Every so often a story comes along that seems to embody the essence of the journalistic enterprise, that reminds us in an especially poignant way of the reasons we embarked on this profession. Our cover story this week is one of them.
The idea was assistant picture editor Maddy Miller’s. “I thought a piece needed to be done that showed how AIDS was affecting the heart of the country,” she says, “that showed it wasn’t just ‘the gay disease’ or an exclusively urban problem.” Miller was among the photojournalists chosen to shoot the best-selling book A Day in the Life of America, and she suggested we explore the tragedy of AIDS using that book’s “time capsule” method.
We began, eight weeks ago, by asking about 30 of our U.S. correspondents to suggest possible subjects in their territories. The response was prodigious: 118 pages of suggestions. After a wrenching process of selection, we assigned 40 correspondents and 22 photographers to go out on the date we had chosen, June 19, to cover the country from dawn to dawn.
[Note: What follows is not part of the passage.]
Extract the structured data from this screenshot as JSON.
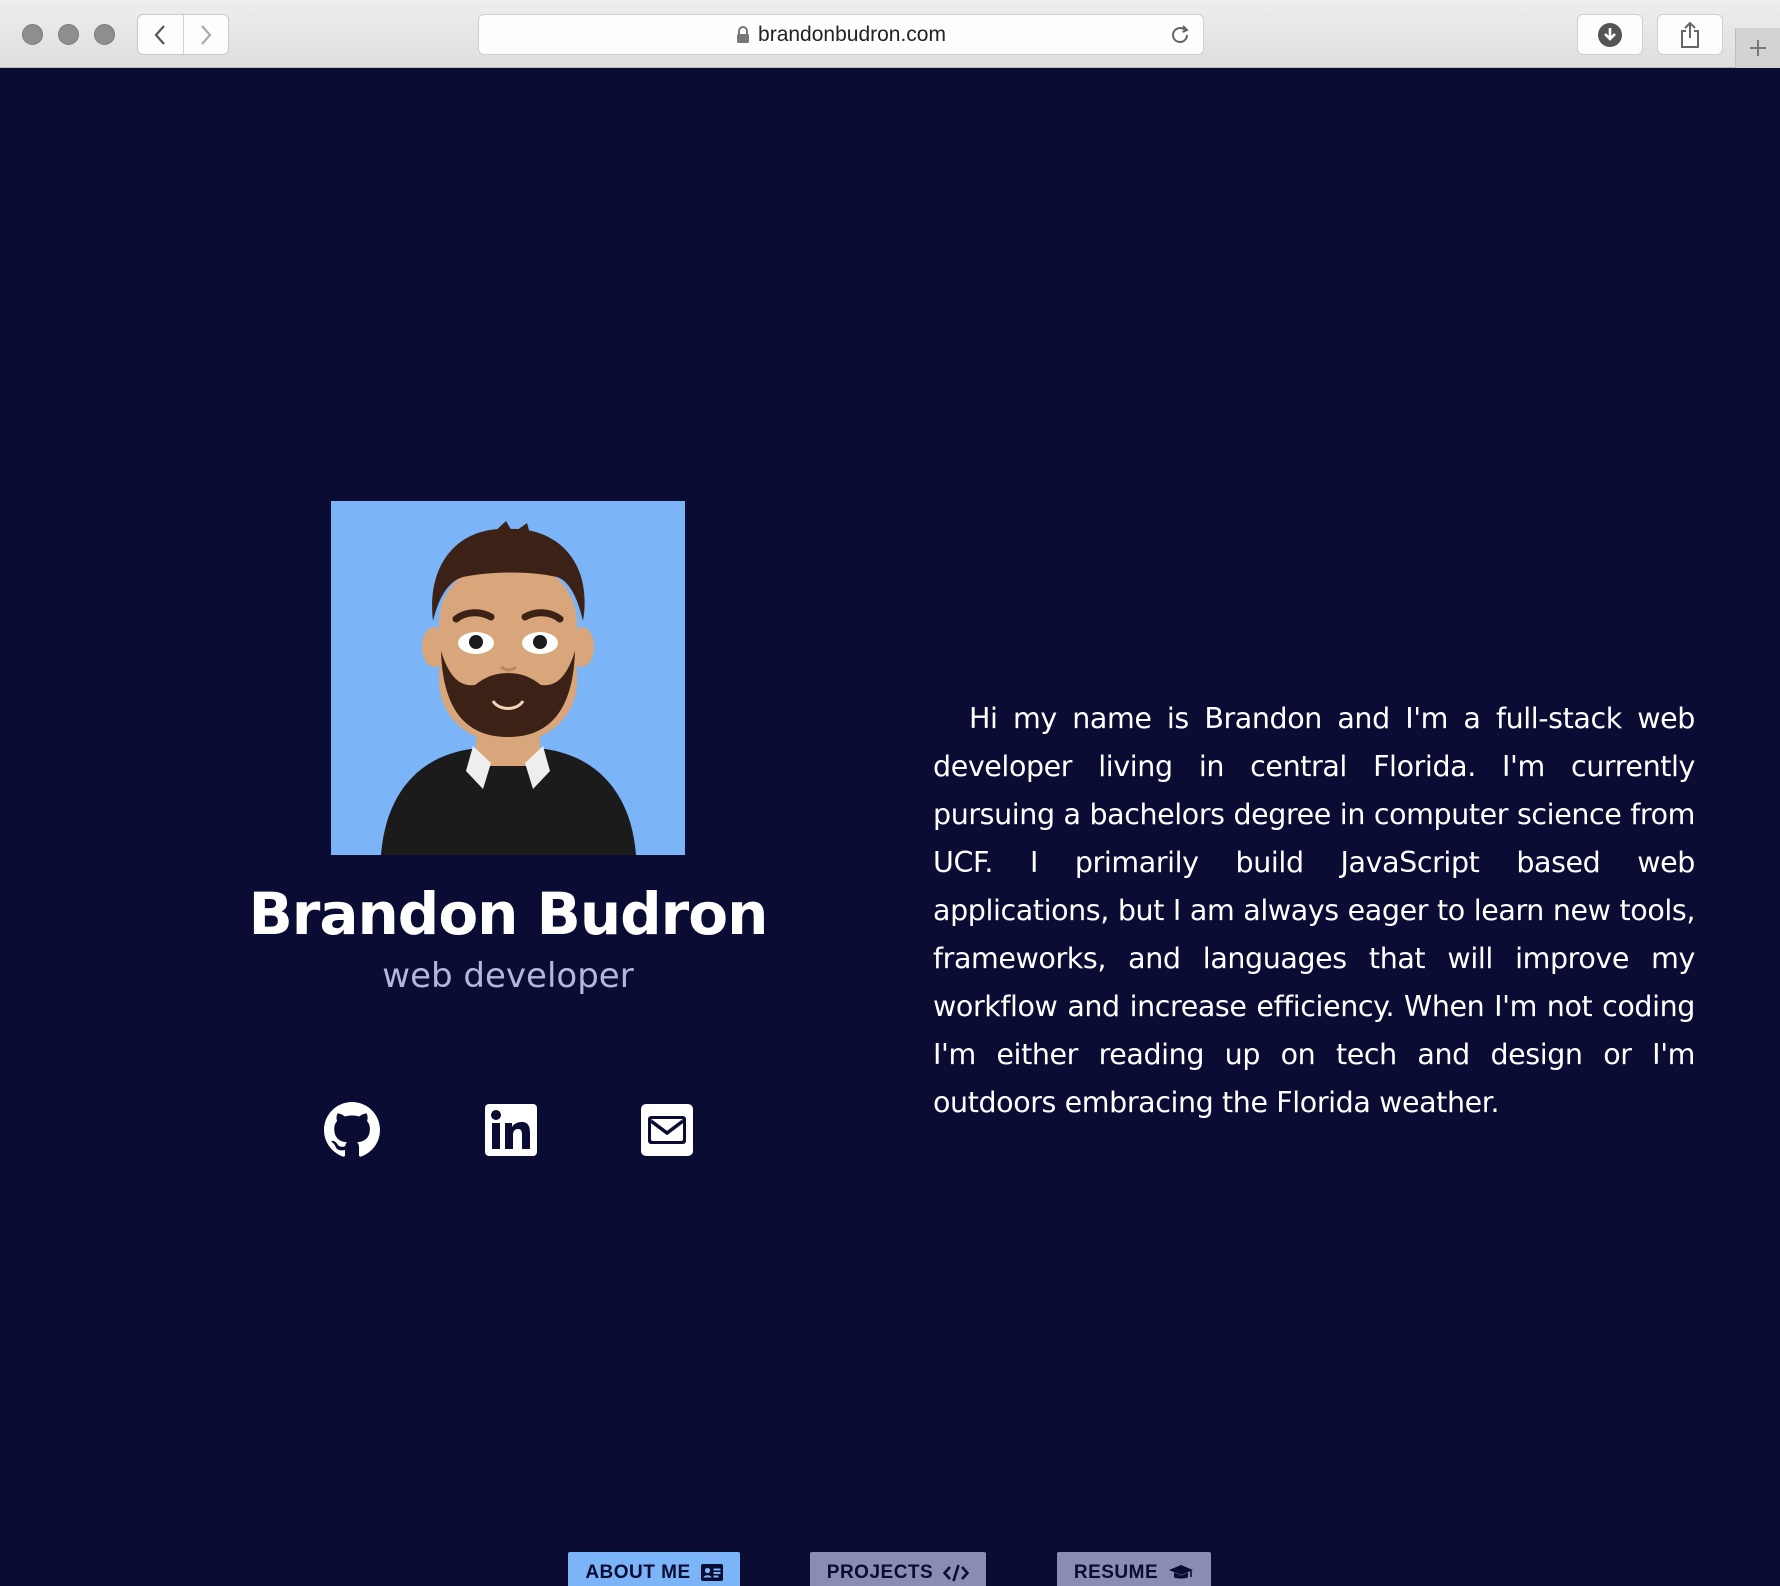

Senior editor Dick Lemon, who had led a similar one-day-in-the-nation story on the crack epidemic (Nov. 17, 1986), was assigned to the piece, along with senior writers Jack Friedman and David Van Biema. From the time the reporters’ files began pouring into our wire room, the story inspired an extraordinary degree of commitment—a feeling like proprietorship—from all who were a part of it. “It took me 10 hours just to read through the reporters’ files the first time,” Lemon says. Like Friedman and Van Biema, he found that first reading emotionally exhausting—especially the file on 15-year-old Ryan White, a hemophiliac who contracted AIDS through a blood transfusion. “I deliberately put that one down in the pile, saving it for later,” says Lemon. “I had been warned it would be one of the toughest.”
Correspondent Bill Shaw, who interviewed White and his mother in Cicero, Ind., found the experience “excruciating—it’s the most intimate, personal reporting I’ve ever done.” Jack Friedman, who wrote the Ryan White segment, says, “I couldn’t read Bill’s files without choking up. On this story, though, a lot of them were like that.”
Of all those who worked on the AIDS story, New Orleans correspondent Johnny Greene had the most personal stake in it. He has been exposed to the AIDS virus and now suffers from the pre-AIDS condition, ARC. In PEOPLE (June 17, 1985), he detailed his experience with the disease. The next week his employer, a Louisiana construction firm, fired him. “Stories like this are my lifeblood,” Greene says. “They help me to overcome my own fear of AIDS and show what strides can be made through education.”
He covered both dawns in New Orleans in our 24-hour day and quite a bit in between; the fact that the piece begins and ends with his reportage is a testament to both his talents and his dedication to the story.
While Lemon and his staff—including reporters Mary Huzinec, Benilde Little, Tina Johnson and Denise Lynch—worked on the text, Miller and picture editor M.C. Marden were poring over the 215 rolls of film. “We got the best photographers around,” says Miller. “Some of them canceled other assignments. Some of the newspaper photographers we used took a day off just to work on this project.” When it was over, several of the photographers called Miller just to thank her for letting them work on the story—which, she says, “is pretty much unheard of.”
Lemon says he spent more than 30 hours editing the story and even wrote a few segments himself, “just because I wanted to,” he says. “I’ve never cared so much about a story. I hope it affects our readers the way it affected us.”
That, of course, is the point. There are stories that galvanize. Reporting 24 hours in the lives of our fellow citizens who have been touched by AIDS has deeply affected the people who write and edit this magazine. Our goal is nothing more and nothing less than to communicate what we’ve seen and heard and felt to you.